◆ WHAT IS REQUIRED ◆
Pictures aside, return every line below exactly as written.

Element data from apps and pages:

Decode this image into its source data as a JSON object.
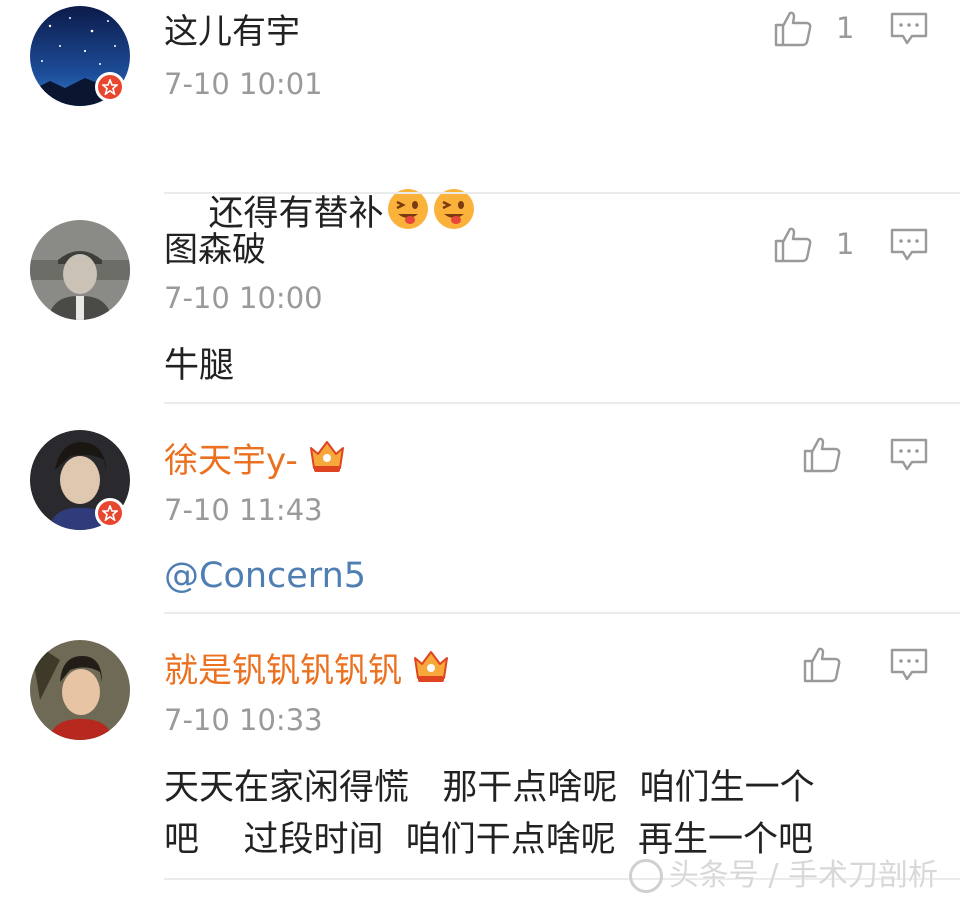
{
  "comments": [
    {
      "username": "这儿有宇",
      "username_color": "#222222",
      "time": "7-10 10:01",
      "text": "还得有替补",
      "emoji_count": 2,
      "likes": "1",
      "verified": true,
      "crown": false,
      "avatar": "starry-night-avatar"
    },
    {
      "username": "图森破",
      "username_color": "#222222",
      "time": "7-10 10:00",
      "text": "牛腿",
      "likes": "1",
      "verified": false,
      "crown": false,
      "avatar": "old-man-avatar"
    },
    {
      "username": "徐天宇y-",
      "username_color": "#eb7020",
      "time": "7-10 11:43",
      "text": "@Concern5",
      "likes": "",
      "verified": true,
      "crown": true,
      "avatar": "young-man-avatar"
    },
    {
      "username": "就是钒钒钒钒钒",
      "username_color": "#eb7020",
      "time": "7-10 10:33",
      "text_line1": "天天在家闲得慌   那干点啥呢  咱们生一个",
      "text_line2": "吧    过段时间  咱们干点啥呢  再生一个吧",
      "likes": "",
      "verified": false,
      "crown": true,
      "avatar": "young-man-red-avatar"
    }
  ],
  "watermark": "头条号 / 手术刀剖析",
  "colors": {
    "accent_orange": "#eb7020",
    "mention_blue": "#4f7eb3",
    "time_gray": "#9a9a9a",
    "badge_red": "#e8462e"
  },
  "icons": [
    "thumbs-up-icon",
    "reply-icon",
    "verified-badge-icon",
    "crown-icon",
    "tongue-out-emoji"
  ]
}
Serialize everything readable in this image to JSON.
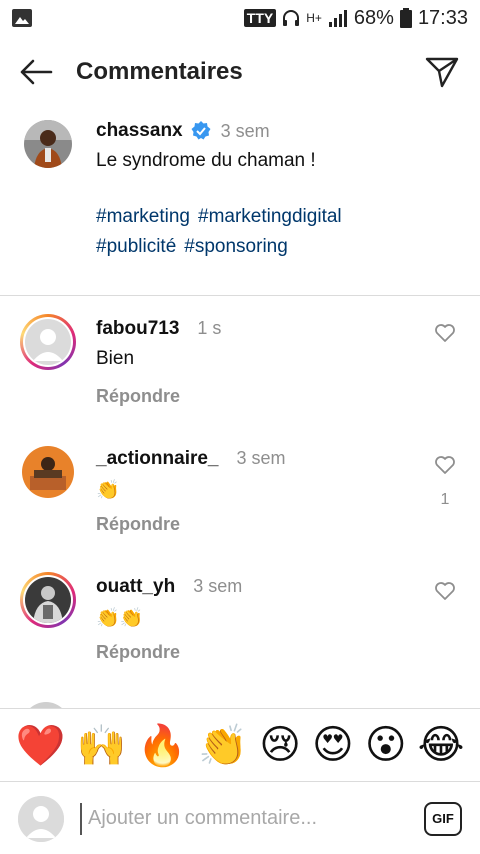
{
  "status": {
    "tty": "TTY",
    "network": "H+",
    "battery": "68%",
    "time": "17:33"
  },
  "header": {
    "title": "Commentaires"
  },
  "caption": {
    "user": "chassanx",
    "time": "3 sem",
    "text": "Le syndrome du chaman !",
    "hashtags": [
      "#marketing",
      "#marketingdigital",
      "#publicité",
      "#sponsoring"
    ]
  },
  "comments": [
    {
      "user": "fabou713",
      "time": "1 s",
      "text": "Bien",
      "reply": "Répondre",
      "likes": ""
    },
    {
      "user": "_actionnaire_",
      "time": "3 sem",
      "text": "👏",
      "reply": "Répondre",
      "likes": "1"
    },
    {
      "user": "ouatt_yh",
      "time": "3 sem",
      "text": "👏👏",
      "reply": "Répondre",
      "likes": ""
    }
  ],
  "emoji_bar": [
    "❤️",
    "🙌",
    "🔥",
    "👏",
    "😢",
    "😍",
    "😮",
    "😂"
  ],
  "input": {
    "placeholder": "Ajouter un commentaire...",
    "gif_label": "GIF"
  },
  "colors": {
    "hashtag": "#00376b",
    "muted": "#8e8e8e",
    "verified": "#3897f0"
  }
}
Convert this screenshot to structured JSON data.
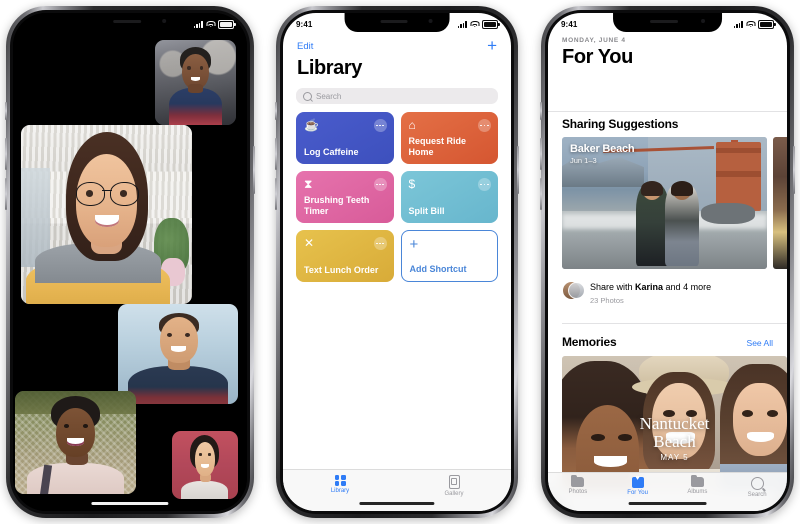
{
  "phones": [
    {
      "id": "facetime",
      "status_bar": {
        "time": "",
        "signal": "signal-icon",
        "wifi": "wifi-icon",
        "battery": "battery-icon"
      },
      "app": "FaceTime Group Call",
      "participants": [
        {
          "name": "participant-1",
          "position": "top-right-small"
        },
        {
          "name": "participant-2",
          "position": "large-center"
        },
        {
          "name": "participant-3",
          "position": "mid-right"
        },
        {
          "name": "participant-4",
          "position": "lower-left"
        },
        {
          "name": "participant-5",
          "position": "bottom-right-small"
        }
      ]
    },
    {
      "id": "shortcuts",
      "status_bar": {
        "time": "9:41",
        "signal": "signal-icon",
        "wifi": "wifi-icon",
        "battery": "battery-icon"
      },
      "nav": {
        "edit_label": "Edit",
        "add_label": "+"
      },
      "title": "Library",
      "search": {
        "placeholder": "Search",
        "icon": "search-icon"
      },
      "tiles": [
        {
          "name": "Log Caffeine",
          "icon": "☕",
          "color_from": "#4558c8",
          "color_to": "#3f53c4",
          "more": "more-icon"
        },
        {
          "name": "Request Ride Home",
          "icon": "⌂",
          "color_from": "#e0663c",
          "color_to": "#da5a34",
          "more": "more-icon"
        },
        {
          "name": "Brushing Teeth Timer",
          "icon": "⧗",
          "color_from": "#e06aa6",
          "color_to": "#dc5e9e",
          "more": "more-icon"
        },
        {
          "name": "Split Bill",
          "icon": "$",
          "color_from": "#73c0d4",
          "color_to": "#6cbbd1",
          "more": "more-icon"
        },
        {
          "name": "Text Lunch Order",
          "icon": "✕",
          "color_from": "#e2bb45",
          "color_to": "#dcb23c",
          "more": "more-icon"
        }
      ],
      "add_tile": {
        "name": "Add Shortcut",
        "icon": "+",
        "color": "#4a86d8"
      },
      "tabs": [
        {
          "label": "Library",
          "icon": "grid-icon",
          "active": true
        },
        {
          "label": "Gallery",
          "icon": "gallery-icon",
          "active": false
        }
      ]
    },
    {
      "id": "photos",
      "status_bar": {
        "time": "9:41",
        "signal": "signal-icon",
        "wifi": "wifi-icon",
        "battery": "battery-icon"
      },
      "date": "MONDAY, JUNE 4",
      "title": "For You",
      "sections": [
        {
          "heading": "Sharing Suggestions",
          "see_all": "",
          "card": {
            "title": "Baker Beach",
            "subtitle": "Jun 1–3"
          },
          "share": {
            "line1_prefix": "Share with ",
            "line1_name": "Karina",
            "line1_suffix": " and 4 more",
            "line2": "23 Photos",
            "avatar": "avatar"
          }
        },
        {
          "heading": "Memories",
          "see_all": "See All",
          "card": {
            "title": "Nantucket Beach",
            "title_line1": "Nantucket",
            "title_line2": "Beach",
            "subtitle": "MAY 5"
          }
        }
      ],
      "tabs": [
        {
          "label": "Photos",
          "icon": "photos-icon",
          "active": false
        },
        {
          "label": "For You",
          "icon": "foryou-icon",
          "active": true
        },
        {
          "label": "Albums",
          "icon": "albums-icon",
          "active": false
        },
        {
          "label": "Search",
          "icon": "search-icon",
          "active": false
        }
      ]
    }
  ]
}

◆ RESPONSE AREA ◆
Decode this image into its source data as a JSON object.
{
  "comments": [
    {
      "username": "这儿有宇",
      "username_color": "#222222",
      "time": "7-10 10:01",
      "text": "还得有替补",
      "emoji_count": 2,
      "likes": "1",
      "verified": true,
      "crown": false,
      "avatar": "starry-night-avatar"
    },
    {
      "username": "图森破",
      "username_color": "#222222",
      "time": "7-10 10:00",
      "text": "牛腿",
      "likes": "1",
      "verified": false,
      "crown": false,
      "avatar": "old-man-avatar"
    },
    {
      "username": "徐天宇y-",
      "username_color": "#eb7020",
      "time": "7-10 11:43",
      "text": "@Concern5",
      "likes": "",
      "verified": true,
      "crown": true,
      "avatar": "young-man-avatar"
    },
    {
      "username": "就是钒钒钒钒钒",
      "username_color": "#eb7020",
      "time": "7-10 10:33",
      "text_line1": "天天在家闲得慌   那干点啥呢  咱们生一个",
      "text_line2": "吧    过段时间  咱们干点啥呢  再生一个吧",
      "likes": "",
      "verified": false,
      "crown": true,
      "avatar": "young-man-red-avatar"
    }
  ],
  "watermark": "头条号 / 手术刀剖析",
  "colors": {
    "accent_orange": "#eb7020",
    "mention_blue": "#4f7eb3",
    "time_gray": "#9a9a9a",
    "badge_red": "#e8462e"
  },
  "icons": [
    "thumbs-up-icon",
    "reply-icon",
    "verified-badge-icon",
    "crown-icon",
    "tongue-out-emoji"
  ]
}
Serialize everything readable in this image to JSON.
{
  "status": {
    "tty": "TTY",
    "network": "H+",
    "battery": "68%",
    "time": "17:33"
  },
  "header": {
    "title": "Commentaires"
  },
  "caption": {
    "user": "chassanx",
    "time": "3 sem",
    "text": "Le syndrome du chaman !",
    "hashtags": [
      "#marketing",
      "#marketingdigital",
      "#publicité",
      "#sponsoring"
    ]
  },
  "comments": [
    {
      "user": "fabou713",
      "time": "1 s",
      "text": "Bien",
      "reply": "Répondre",
      "likes": ""
    },
    {
      "user": "_actionnaire_",
      "time": "3 sem",
      "text": "👏",
      "reply": "Répondre",
      "likes": "1"
    },
    {
      "user": "ouatt_yh",
      "time": "3 sem",
      "text": "👏👏",
      "reply": "Répondre",
      "likes": ""
    }
  ],
  "emoji_bar": [
    "❤️",
    "🙌",
    "🔥",
    "👏",
    "😢",
    "😍",
    "😮",
    "😂"
  ],
  "input": {
    "placeholder": "Ajouter un commentaire...",
    "gif_label": "GIF"
  },
  "colors": {
    "hashtag": "#00376b",
    "muted": "#8e8e8e",
    "verified": "#3897f0"
  }
}
Convert this screenshot to structured JSON data.
{
  "phones": [
    {
      "id": "facetime",
      "status_bar": {
        "time": "",
        "signal": "signal-icon",
        "wifi": "wifi-icon",
        "battery": "battery-icon"
      },
      "app": "FaceTime Group Call",
      "participants": [
        {
          "name": "participant-1",
          "position": "top-right-small"
        },
        {
          "name": "participant-2",
          "position": "large-center"
        },
        {
          "name": "participant-3",
          "position": "mid-right"
        },
        {
          "name": "participant-4",
          "position": "lower-left"
        },
        {
          "name": "participant-5",
          "position": "bottom-right-small"
        }
      ]
    },
    {
      "id": "shortcuts",
      "status_bar": {
        "time": "9:41",
        "signal": "signal-icon",
        "wifi": "wifi-icon",
        "battery": "battery-icon"
      },
      "nav": {
        "edit_label": "Edit",
        "add_label": "+"
      },
      "title": "Library",
      "search": {
        "placeholder": "Search",
        "icon": "search-icon"
      },
      "tiles": [
        {
          "name": "Log Caffeine",
          "icon": "☕",
          "color_from": "#4558c8",
          "color_to": "#3f53c4",
          "more": "more-icon"
        },
        {
          "name": "Request Ride Home",
          "icon": "⌂",
          "color_from": "#e0663c",
          "color_to": "#da5a34",
          "more": "more-icon"
        },
        {
          "name": "Brushing Teeth Timer",
          "icon": "⧗",
          "color_from": "#e06aa6",
          "color_to": "#dc5e9e",
          "more": "more-icon"
        },
        {
          "name": "Split Bill",
          "icon": "$",
          "color_from": "#73c0d4",
          "color_to": "#6cbbd1",
          "more": "more-icon"
        },
        {
          "name": "Text Lunch Order",
          "icon": "✕",
          "color_from": "#e2bb45",
          "color_to": "#dcb23c",
          "more": "more-icon"
        }
      ],
      "add_tile": {
        "name": "Add Shortcut",
        "icon": "+",
        "color": "#4a86d8"
      },
      "tabs": [
        {
          "label": "Library",
          "icon": "grid-icon",
          "active": true
        },
        {
          "label": "Gallery",
          "icon": "gallery-icon",
          "active": false
        }
      ]
    },
    {
      "id": "photos",
      "status_bar": {
        "time": "9:41",
        "signal": "signal-icon",
        "wifi": "wifi-icon",
        "battery": "battery-icon"
      },
      "date": "MONDAY, JUNE 4",
      "title": "For You",
      "sections": [
        {
          "heading": "Sharing Suggestions",
          "see_all": "",
          "card": {
            "title": "Baker Beach",
            "subtitle": "Jun 1–3"
          },
          "share": {
            "line1_prefix": "Share with ",
            "line1_name": "Karina",
            "line1_suffix": " and 4 more",
            "line2": "23 Photos",
            "avatar": "avatar"
          }
        },
        {
          "heading": "Memories",
          "see_all": "See All",
          "card": {
            "title": "Nantucket Beach",
            "title_line1": "Nantucket",
            "title_line2": "Beach",
            "subtitle": "MAY 5"
          }
        }
      ],
      "tabs": [
        {
          "label": "Photos",
          "icon": "photos-icon",
          "active": false
        },
        {
          "label": "For You",
          "icon": "foryou-icon",
          "active": true
        },
        {
          "label": "Albums",
          "icon": "albums-icon",
          "active": false
        },
        {
          "label": "Search",
          "icon": "search-icon",
          "active": false
        }
      ]
    }
  ]
}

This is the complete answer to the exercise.